Presentation on theme: "Judges and Courts Article V of the Texas Constitution describes the judiciary. This branch makes up the state’s court system. The Texas courts decide."— Presentation transcript:
Judges and Courts Article V of the Texas Constitution describes the judiciary. This branch makes up the state’s court system. The Texas courts decide legal cases by interpreting and applying the law. More than 2,500 judges hear cases in some 3,000 courts. Most of these officials are elected. Texas judges serve either 4 or 6 year terms. Although the qualifications for judges vary, all judges must be U.S. citizens and residents of Texas.
Judges and Courts Judges can be removed from office if they break the law or cannot perform their duties. The Texas Constitution provides 3 ways to remove judges. The state legislature can impeach a judge The legislature can ask the governor to remove a judge The Texas Supreme Court can remove district judges.
Judges and Courts The governor appoints new judges to fill vacancies that occur because of death, removal or retirement. Appointed judges serve until the next general election.
Judges and Courts Texas courts hear millions of cases each year involving either civil law or criminal law Civil cases are legal disputes betiween individuals. Criminal cases are brought by the government against persons accused of crimes. Misdemeanors are minor crimes. Felonies are major crimes. Many defendants plea bargain or agree to admit guilt in exchange for a lighter punishment. Parking Ticket - Misdemeanor Robbery – Felony
Structure of the Texas Courts Cases that do go to trial are heard in one of the state’s many trial courts., which hear new cases and give a verdict, or ruling. Texas has three levels of trial courts. Each has a specific jurisdiction, or authority to hear certain types of cases.
Structure of the Texas Courts Municipal and justice of the peace courts hear misdemeanor cases punishible by fines. Justice of the Peace courts hear civil cases that involve sums less than $5,000. Each county has at least one county court, called a constitutional county courts. These courts hear more serious misdemeanor cases and civil cases involving amounts between $200 and $5000 Many counties also have county courts at law. The jurisdiction of these courts varies greatly by county.
Structure of the Texas Courts District courts are the third level of trial courts. They hear all civil cases involving sums greater than $5000, divorce cases, and some misdemeanor cases. District courts also hear felony cases. Several Texas cities have separate district courts for criminal, family law, and civil cases.
Structure of the Texas Courts Appellate courts review trials to determine whether correct procedures were followed. Based on its review of a case, an appellate court may order a new trial or overturn a trial’s verdict. Texas has two levels of appellate courts. The first level consists of 14 courts of appeals that review cases from district and county courts. The Supreme Court and the Court of Criminal Appeals are the states highest courts.

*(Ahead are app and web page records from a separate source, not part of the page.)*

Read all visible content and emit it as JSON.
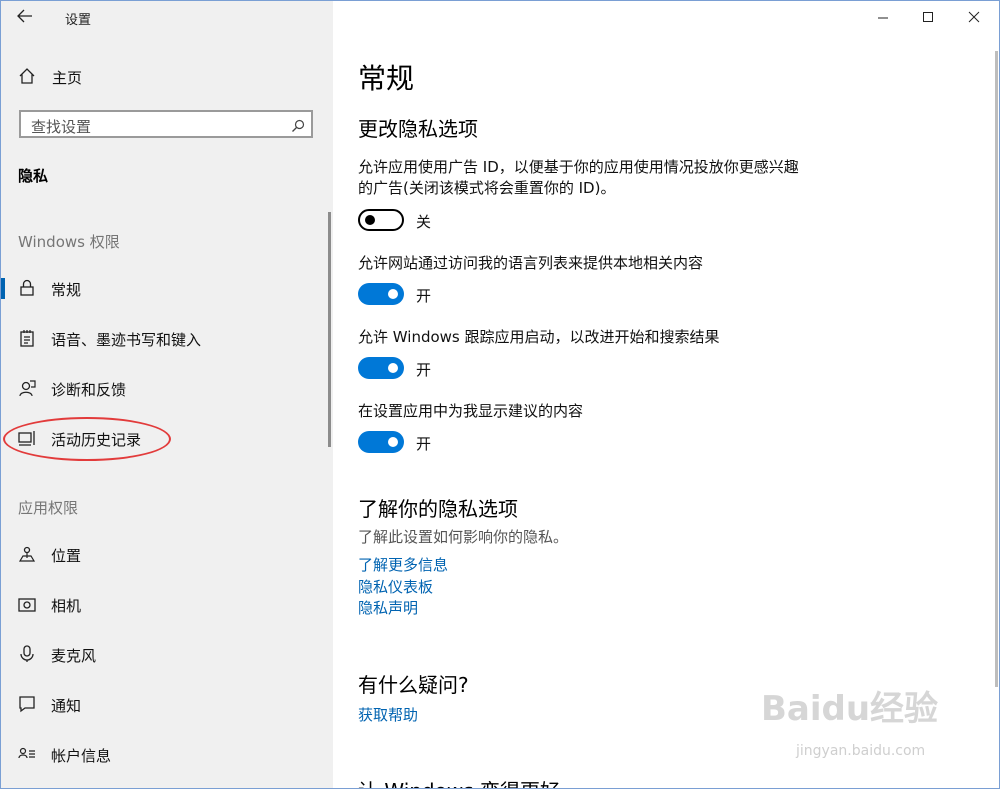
{
  "titlebar": {
    "title": "设置"
  },
  "sidebar": {
    "home_label": "主页",
    "search_placeholder": "查找设置",
    "current_category": "隐私",
    "windows_section": "Windows 权限",
    "windows_items": [
      {
        "label": "常规",
        "icon": "lock-icon"
      },
      {
        "label": "语音、墨迹书写和键入",
        "icon": "notebook-icon"
      },
      {
        "label": "诊断和反馈",
        "icon": "feedback-icon"
      },
      {
        "label": "活动历史记录",
        "icon": "timeline-icon"
      }
    ],
    "app_section": "应用权限",
    "app_items": [
      {
        "label": "位置",
        "icon": "location-icon"
      },
      {
        "label": "相机",
        "icon": "camera-icon"
      },
      {
        "label": "麦克风",
        "icon": "microphone-icon"
      },
      {
        "label": "通知",
        "icon": "notification-icon"
      },
      {
        "label": "帐户信息",
        "icon": "account-info-icon"
      }
    ]
  },
  "main": {
    "page_title": "常规",
    "section_title": "更改隐私选项",
    "settings": [
      {
        "desc_line1": "允许应用使用广告 ID，以便基于你的应用使用情况投放你更感兴趣",
        "desc_line2": "的广告(关闭该模式将会重置你的 ID)。",
        "state": "关",
        "on": false
      },
      {
        "desc_line1": "允许网站通过访问我的语言列表来提供本地相关内容",
        "state": "开",
        "on": true
      },
      {
        "desc_line1": "允许 Windows 跟踪应用启动，以改进开始和搜索结果",
        "state": "开",
        "on": true
      },
      {
        "desc_line1": "在设置应用中为我显示建议的内容",
        "state": "开",
        "on": true
      }
    ],
    "learn_title": "了解你的隐私选项",
    "learn_desc": "了解此设置如何影响你的隐私。",
    "links": [
      "了解更多信息",
      "隐私仪表板",
      "隐私声明"
    ],
    "question_title": "有什么疑问?",
    "help_link": "获取帮助",
    "bottom_title": "让 Windows 变得更好"
  },
  "watermark": {
    "logo": "Baidu经验",
    "site": "jingyan.baidu.com"
  },
  "colors": {
    "accent": "#0078d7",
    "link": "#0063b1",
    "highlight": "#e23b3b"
  }
}
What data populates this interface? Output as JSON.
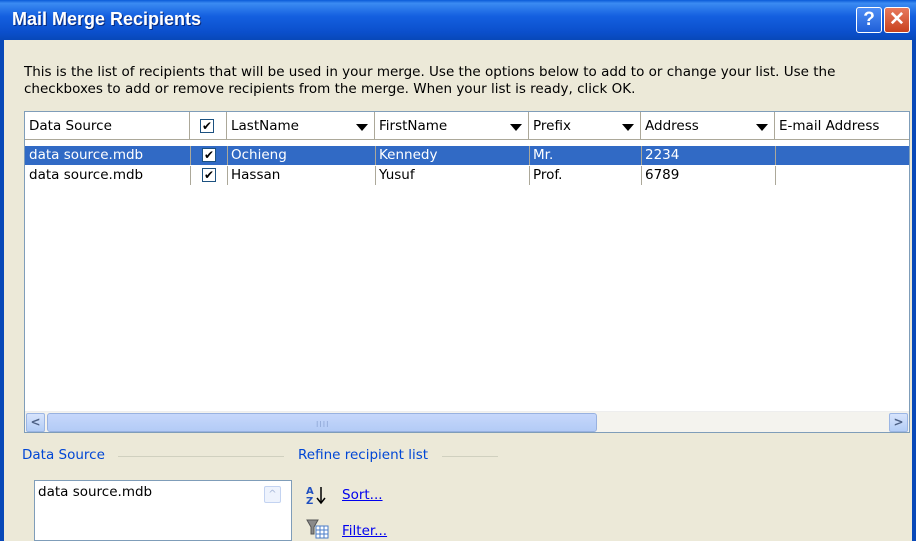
{
  "window": {
    "title": "Mail Merge Recipients",
    "help_glyph": "?",
    "close_glyph": "✕"
  },
  "instructions": "This is the list of recipients that will be used in your merge.  Use the options below to add to or change your list.  Use the checkboxes to add or remove recipients from the merge.  When your list is ready, click OK.",
  "table": {
    "columns": [
      "Data Source",
      "",
      "LastName",
      "FirstName",
      "Prefix",
      "Address",
      "E-mail Address"
    ],
    "header_checkbox": "✔",
    "rows": [
      {
        "source": "data source.mdb",
        "checked": "✔",
        "last": "Ochieng",
        "first": "Kennedy",
        "prefix": "Mr.",
        "address": "2234",
        "email": "",
        "selected": true
      },
      {
        "source": "data source.mdb",
        "checked": "✔",
        "last": "Hassan",
        "first": "Yusuf",
        "prefix": "Prof.",
        "address": "6789",
        "email": "",
        "selected": false
      }
    ],
    "scroll_left": "<",
    "scroll_right": ">",
    "scroll_grip": "IIII"
  },
  "data_source_section": {
    "label": "Data Source",
    "items": [
      "data source.mdb"
    ],
    "scroll_up": "^"
  },
  "refine_section": {
    "label": "Refine recipient list",
    "sort_label": "Sort...",
    "filter_label": "Filter..."
  },
  "colors": {
    "titlebar": "#0B4FCC",
    "selection": "#316AC5",
    "link": "#0000EE",
    "group_label": "#0046D5"
  },
  "icons": [
    "help-icon",
    "close-icon",
    "sort-az-icon",
    "filter-icon",
    "scroll-left-icon",
    "scroll-right-icon",
    "scroll-up-icon"
  ]
}
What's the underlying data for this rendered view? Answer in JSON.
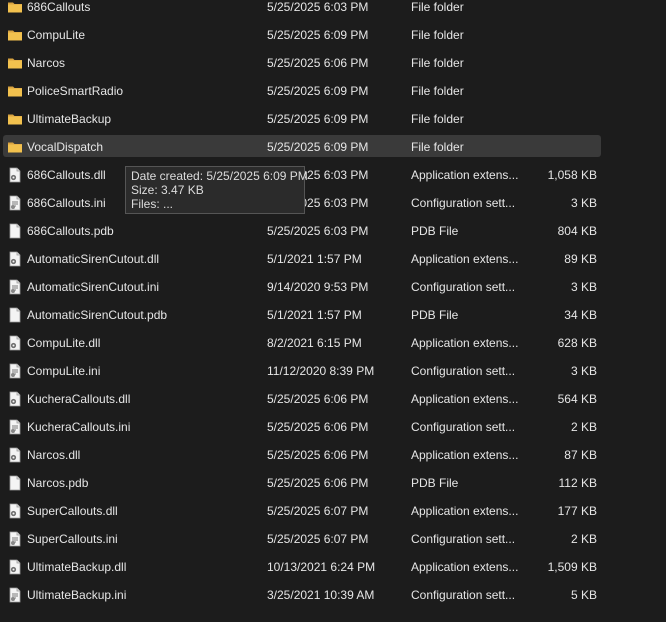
{
  "files": [
    {
      "name": "686Callouts",
      "date": "5/25/2025 6:03 PM",
      "type": "File folder",
      "size": "",
      "icon": "folder-icon"
    },
    {
      "name": "CompuLite",
      "date": "5/25/2025 6:09 PM",
      "type": "File folder",
      "size": "",
      "icon": "folder-icon"
    },
    {
      "name": "Narcos",
      "date": "5/25/2025 6:06 PM",
      "type": "File folder",
      "size": "",
      "icon": "folder-icon"
    },
    {
      "name": "PoliceSmartRadio",
      "date": "5/25/2025 6:09 PM",
      "type": "File folder",
      "size": "",
      "icon": "folder-icon"
    },
    {
      "name": "UltimateBackup",
      "date": "5/25/2025 6:09 PM",
      "type": "File folder",
      "size": "",
      "icon": "folder-icon"
    },
    {
      "name": "VocalDispatch",
      "date": "5/25/2025 6:09 PM",
      "type": "File folder",
      "size": "",
      "icon": "folder-icon",
      "hovered": true
    },
    {
      "name": "686Callouts.dll",
      "date": "5/25/2025 6:03 PM",
      "type": "Application extens...",
      "size": "1,058 KB",
      "icon": "dll-file-icon"
    },
    {
      "name": "686Callouts.ini",
      "date": "5/25/2025 6:03 PM",
      "type": "Configuration sett...",
      "size": "3 KB",
      "icon": "ini-file-icon"
    },
    {
      "name": "686Callouts.pdb",
      "date": "5/25/2025 6:03 PM",
      "type": "PDB File",
      "size": "804 KB",
      "icon": "blank-file-icon"
    },
    {
      "name": "AutomaticSirenCutout.dll",
      "date": "5/1/2021 1:57 PM",
      "type": "Application extens...",
      "size": "89 KB",
      "icon": "dll-file-icon"
    },
    {
      "name": "AutomaticSirenCutout.ini",
      "date": "9/14/2020 9:53 PM",
      "type": "Configuration sett...",
      "size": "3 KB",
      "icon": "ini-file-icon"
    },
    {
      "name": "AutomaticSirenCutout.pdb",
      "date": "5/1/2021 1:57 PM",
      "type": "PDB File",
      "size": "34 KB",
      "icon": "blank-file-icon"
    },
    {
      "name": "CompuLite.dll",
      "date": "8/2/2021 6:15 PM",
      "type": "Application extens...",
      "size": "628 KB",
      "icon": "dll-file-icon"
    },
    {
      "name": "CompuLite.ini",
      "date": "11/12/2020 8:39 PM",
      "type": "Configuration sett...",
      "size": "3 KB",
      "icon": "ini-file-icon"
    },
    {
      "name": "KucheraCallouts.dll",
      "date": "5/25/2025 6:06 PM",
      "type": "Application extens...",
      "size": "564 KB",
      "icon": "dll-file-icon"
    },
    {
      "name": "KucheraCallouts.ini",
      "date": "5/25/2025 6:06 PM",
      "type": "Configuration sett...",
      "size": "2 KB",
      "icon": "ini-file-icon"
    },
    {
      "name": "Narcos.dll",
      "date": "5/25/2025 6:06 PM",
      "type": "Application extens...",
      "size": "87 KB",
      "icon": "dll-file-icon"
    },
    {
      "name": "Narcos.pdb",
      "date": "5/25/2025 6:06 PM",
      "type": "PDB File",
      "size": "112 KB",
      "icon": "blank-file-icon"
    },
    {
      "name": "SuperCallouts.dll",
      "date": "5/25/2025 6:07 PM",
      "type": "Application extens...",
      "size": "177 KB",
      "icon": "dll-file-icon"
    },
    {
      "name": "SuperCallouts.ini",
      "date": "5/25/2025 6:07 PM",
      "type": "Configuration sett...",
      "size": "2 KB",
      "icon": "ini-file-icon"
    },
    {
      "name": "UltimateBackup.dll",
      "date": "10/13/2021 6:24 PM",
      "type": "Application extens...",
      "size": "1,509 KB",
      "icon": "dll-file-icon"
    },
    {
      "name": "UltimateBackup.ini",
      "date": "3/25/2021 10:39 AM",
      "type": "Configuration sett...",
      "size": "5 KB",
      "icon": "ini-file-icon"
    }
  ],
  "tooltip": {
    "date_created": "Date created: 5/25/2025 6:09 PM",
    "size": "Size: 3.47 KB",
    "files": "Files: ..."
  },
  "colors": {
    "background": "#1c1c1c",
    "hover_row": "#3a3a3a",
    "folder": "#f2c14e",
    "text": "#e6e6e6"
  }
}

Structure of the Texas Courts The Supreme Court and the Court of Criminal Appeals are the state’s highest courts. They mainly review the rulings of the appellate courts. The Supreme court review civil cases. The Court of Criminal Appeals reviews criminal cases and all cases involving the death penalty The Supreme Court of Texas
Structure of the Texas Courts Both high courts also have the power to judge the constitutionality of the law. This power is called judicial review and provides a check on the other two branches of government. In addition, the two high courts have the power to interpret the Texas Constitution when disagreements arise as to the constitution’s meaning. Their interpretations affect how the constitution is applied.
The Jury System Texas courts use two types of juries: A grand jury decides whether a person accused of a felony should be indicted. An indictment is a formal charge of a crime. Grand juries consist of 12 people. Nine must vote to indict for a felony case. A petit jury decides the verdict in a trial.
The Jury System The Texas Bill of Rights guarantees all Texans the right to a trial by jury. Juries give the accused the chance to have citizens decide their case. Defendants can decline their right to a jury trial. As a result, judges rule on many trials.
The Jury System Juries also give Texans a way to participate in the legal system. Texans must meet several requirements to serve on a jury. Jurors must be qualified to vote. Jurors must be able to read and write in English They cannot be convicted of a theft of felony.